Assignment:
Would you copy the entries that follow exactly, leaving out every picture?

Extracted material:
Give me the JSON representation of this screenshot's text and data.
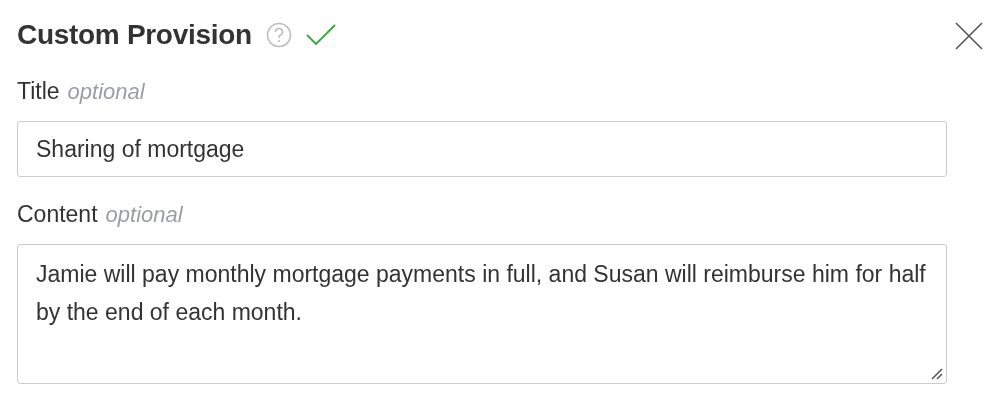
{
  "dialog": {
    "title": "Custom Provision"
  },
  "fields": [
    {
      "kind": "input",
      "label": "Title",
      "hint": "optional",
      "value": "Sharing of mortgage"
    },
    {
      "kind": "textarea",
      "label": "Content",
      "hint": "optional",
      "value": "Jamie will pay monthly mortgage payments in full, and Susan will reimburse him for half by the end of each month."
    }
  ]
}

Response area:
Give me the JSON representation of this screenshot's text and data.
{
  "dialog": {
    "title": "Custom Provision"
  },
  "fields": [
    {
      "kind": "input",
      "label": "Title",
      "hint": "optional",
      "value": "Sharing of mortgage"
    },
    {
      "kind": "textarea",
      "label": "Content",
      "hint": "optional",
      "value": "Jamie will pay monthly mortgage payments in full, and Susan will reimburse him for half by the end of each month."
    }
  ]
}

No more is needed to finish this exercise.